The show is just as valuable in this decade as it was in the 1990s—even today, interest in S.T.E.M. fields still needs a large push at the early childhood level. The original series and the reboot both accomplish this by actively seeking to spark children’s curiosities in the natural world in a way that is both fun and educational. Additionally, many of the moral themes retain both their strength and significance between the two series. Children viewers are still reminded to question everything, to delve into the hidden connections in their everyday lives. One of the best examples of this would be the season one episode “Carlos Gets a Sneeze,” which honestly taught me more about allergies than I probably would ever have known otherwise, even after Intro Bio. The episode encourages the students to take a closer look into what causes something as simple as Carlo’s sneeze, despite their assumptions.
Additionally, the show still presses the fundamental elements of the scientific method: to make educated guesses, to find out the facts, to figure things out as you go along, and most importantly, to trust the process of discovery. This is one of the most moralizing messages that both series have consistently offered to their children viewers over the years: Ms. Frizzle and her magic school bus, through their adventures, embody the mantra that “anything is possible.”
The course of a regular school day was unpredictable: by the end of things you could end up lost in space, eaten by a whale, or being attacked by antihistamines—but there’s always a way out if you use your imagination, if you believe in the process, and you allow yourself a degree of trial and error. This is what made Ms. Frizzle into the hero that so many children of the 90s came to love and admire in their childhoods, and just as strongly today—but they can rest easy knowing that the new Ms. Frizzle still has that quirky, unorthodox, but brilliantly magic touch.
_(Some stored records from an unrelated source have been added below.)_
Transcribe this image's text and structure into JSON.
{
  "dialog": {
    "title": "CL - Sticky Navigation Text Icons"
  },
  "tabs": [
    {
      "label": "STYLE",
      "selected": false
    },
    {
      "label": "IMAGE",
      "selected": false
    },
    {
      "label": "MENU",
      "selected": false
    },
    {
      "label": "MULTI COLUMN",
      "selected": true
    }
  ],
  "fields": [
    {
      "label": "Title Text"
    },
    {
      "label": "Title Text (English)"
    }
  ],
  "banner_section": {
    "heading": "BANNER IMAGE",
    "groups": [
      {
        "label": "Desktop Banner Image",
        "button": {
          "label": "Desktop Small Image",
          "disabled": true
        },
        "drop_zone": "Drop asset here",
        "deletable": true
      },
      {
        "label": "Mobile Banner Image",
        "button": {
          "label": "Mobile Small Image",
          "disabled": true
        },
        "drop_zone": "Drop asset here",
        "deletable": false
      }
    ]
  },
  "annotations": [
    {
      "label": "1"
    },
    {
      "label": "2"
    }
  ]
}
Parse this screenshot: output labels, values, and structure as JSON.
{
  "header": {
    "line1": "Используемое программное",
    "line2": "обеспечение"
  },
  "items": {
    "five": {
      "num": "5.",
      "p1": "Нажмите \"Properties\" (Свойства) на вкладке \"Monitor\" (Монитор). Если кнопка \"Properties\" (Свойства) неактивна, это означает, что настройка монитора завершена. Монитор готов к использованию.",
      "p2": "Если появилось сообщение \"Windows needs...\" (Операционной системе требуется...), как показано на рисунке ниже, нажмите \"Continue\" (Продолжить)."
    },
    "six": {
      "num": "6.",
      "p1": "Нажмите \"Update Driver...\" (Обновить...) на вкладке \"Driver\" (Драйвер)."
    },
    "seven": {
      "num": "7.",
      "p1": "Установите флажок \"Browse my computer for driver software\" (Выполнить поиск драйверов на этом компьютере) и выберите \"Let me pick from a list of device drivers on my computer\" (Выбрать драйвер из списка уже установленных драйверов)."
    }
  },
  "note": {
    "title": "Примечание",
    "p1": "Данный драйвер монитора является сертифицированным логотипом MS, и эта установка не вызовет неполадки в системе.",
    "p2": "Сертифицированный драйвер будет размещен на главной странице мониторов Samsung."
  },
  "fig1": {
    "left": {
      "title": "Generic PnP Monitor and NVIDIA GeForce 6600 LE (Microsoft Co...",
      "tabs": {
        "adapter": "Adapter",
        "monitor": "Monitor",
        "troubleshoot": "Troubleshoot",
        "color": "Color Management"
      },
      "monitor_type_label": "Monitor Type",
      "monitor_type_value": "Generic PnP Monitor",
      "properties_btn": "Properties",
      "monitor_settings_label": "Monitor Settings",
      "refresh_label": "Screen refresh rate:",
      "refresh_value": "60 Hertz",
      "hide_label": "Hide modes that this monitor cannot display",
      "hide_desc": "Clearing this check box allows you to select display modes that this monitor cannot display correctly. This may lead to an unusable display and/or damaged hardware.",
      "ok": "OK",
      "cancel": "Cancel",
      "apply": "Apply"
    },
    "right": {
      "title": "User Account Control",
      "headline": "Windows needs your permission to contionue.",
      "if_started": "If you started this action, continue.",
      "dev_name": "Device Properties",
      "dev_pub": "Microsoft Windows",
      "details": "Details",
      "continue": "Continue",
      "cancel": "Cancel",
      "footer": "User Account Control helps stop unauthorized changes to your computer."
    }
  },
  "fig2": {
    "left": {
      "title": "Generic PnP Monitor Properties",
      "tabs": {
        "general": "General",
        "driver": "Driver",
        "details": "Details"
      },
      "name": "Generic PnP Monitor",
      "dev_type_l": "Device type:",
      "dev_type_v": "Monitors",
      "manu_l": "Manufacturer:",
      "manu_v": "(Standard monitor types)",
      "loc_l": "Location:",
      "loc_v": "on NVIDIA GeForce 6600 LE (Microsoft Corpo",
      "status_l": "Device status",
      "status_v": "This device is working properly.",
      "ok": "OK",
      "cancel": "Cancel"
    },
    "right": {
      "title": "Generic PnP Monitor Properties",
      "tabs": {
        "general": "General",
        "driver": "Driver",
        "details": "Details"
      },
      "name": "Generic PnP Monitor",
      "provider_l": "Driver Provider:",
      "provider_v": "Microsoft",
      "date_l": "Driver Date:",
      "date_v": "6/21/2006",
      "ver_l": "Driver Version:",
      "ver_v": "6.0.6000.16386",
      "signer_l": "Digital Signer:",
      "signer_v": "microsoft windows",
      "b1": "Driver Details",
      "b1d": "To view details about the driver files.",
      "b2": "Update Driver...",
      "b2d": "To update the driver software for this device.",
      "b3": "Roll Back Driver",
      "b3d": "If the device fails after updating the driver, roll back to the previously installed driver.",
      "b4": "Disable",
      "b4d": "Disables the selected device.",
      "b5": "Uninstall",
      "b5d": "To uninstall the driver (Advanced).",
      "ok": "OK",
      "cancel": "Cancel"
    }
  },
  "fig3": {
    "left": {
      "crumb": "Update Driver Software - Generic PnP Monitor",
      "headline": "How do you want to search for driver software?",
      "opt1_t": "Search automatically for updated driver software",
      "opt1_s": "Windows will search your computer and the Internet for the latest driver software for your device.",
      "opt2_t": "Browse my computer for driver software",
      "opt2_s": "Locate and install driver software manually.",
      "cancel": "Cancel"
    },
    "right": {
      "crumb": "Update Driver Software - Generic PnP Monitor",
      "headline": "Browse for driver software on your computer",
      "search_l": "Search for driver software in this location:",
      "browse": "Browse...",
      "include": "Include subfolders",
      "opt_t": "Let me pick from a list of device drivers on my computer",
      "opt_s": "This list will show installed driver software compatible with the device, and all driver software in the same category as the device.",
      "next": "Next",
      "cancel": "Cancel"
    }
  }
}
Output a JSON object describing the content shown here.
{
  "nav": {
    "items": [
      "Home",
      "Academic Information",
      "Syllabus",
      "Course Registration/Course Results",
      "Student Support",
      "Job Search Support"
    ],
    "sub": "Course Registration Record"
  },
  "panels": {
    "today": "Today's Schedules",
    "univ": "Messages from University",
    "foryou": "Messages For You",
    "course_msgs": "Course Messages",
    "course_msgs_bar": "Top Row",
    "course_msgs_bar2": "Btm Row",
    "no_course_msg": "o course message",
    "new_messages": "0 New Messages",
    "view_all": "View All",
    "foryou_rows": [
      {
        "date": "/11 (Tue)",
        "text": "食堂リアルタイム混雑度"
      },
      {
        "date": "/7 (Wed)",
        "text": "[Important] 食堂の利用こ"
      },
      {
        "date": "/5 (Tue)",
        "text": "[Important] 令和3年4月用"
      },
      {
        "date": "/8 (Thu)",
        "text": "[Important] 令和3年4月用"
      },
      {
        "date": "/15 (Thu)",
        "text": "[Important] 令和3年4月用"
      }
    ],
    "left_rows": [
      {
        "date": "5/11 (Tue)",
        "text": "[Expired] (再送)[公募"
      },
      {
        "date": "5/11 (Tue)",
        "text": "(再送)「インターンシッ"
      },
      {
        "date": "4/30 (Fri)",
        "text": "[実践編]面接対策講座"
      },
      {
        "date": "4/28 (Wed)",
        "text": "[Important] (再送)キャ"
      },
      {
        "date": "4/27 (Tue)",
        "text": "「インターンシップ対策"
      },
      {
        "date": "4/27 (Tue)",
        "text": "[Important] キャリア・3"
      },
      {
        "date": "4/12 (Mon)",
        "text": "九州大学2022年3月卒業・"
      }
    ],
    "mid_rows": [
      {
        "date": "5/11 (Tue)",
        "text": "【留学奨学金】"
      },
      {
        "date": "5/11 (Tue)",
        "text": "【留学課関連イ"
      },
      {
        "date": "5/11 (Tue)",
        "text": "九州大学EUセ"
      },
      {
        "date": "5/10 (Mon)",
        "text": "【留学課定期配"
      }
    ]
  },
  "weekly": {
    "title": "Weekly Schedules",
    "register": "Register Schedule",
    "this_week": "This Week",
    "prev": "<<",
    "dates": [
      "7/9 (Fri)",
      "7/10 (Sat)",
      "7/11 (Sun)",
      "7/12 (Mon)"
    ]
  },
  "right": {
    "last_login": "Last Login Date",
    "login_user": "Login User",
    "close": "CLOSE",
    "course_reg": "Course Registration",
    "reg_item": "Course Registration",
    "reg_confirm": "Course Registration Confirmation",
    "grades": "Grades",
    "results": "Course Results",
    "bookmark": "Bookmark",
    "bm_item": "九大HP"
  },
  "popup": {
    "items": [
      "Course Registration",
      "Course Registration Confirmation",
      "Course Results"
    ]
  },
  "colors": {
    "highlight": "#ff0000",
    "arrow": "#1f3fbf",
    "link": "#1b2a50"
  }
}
So seatbelts, everyone! With an anticipated third season of in Magic School Bus Rides Again predicted to be released in the next year or so, there’s plenty more adventures to be had—will any of them be normal? (despite Arnold’s classic wishes for “please just a regular field trip”) With the Frizz? No way!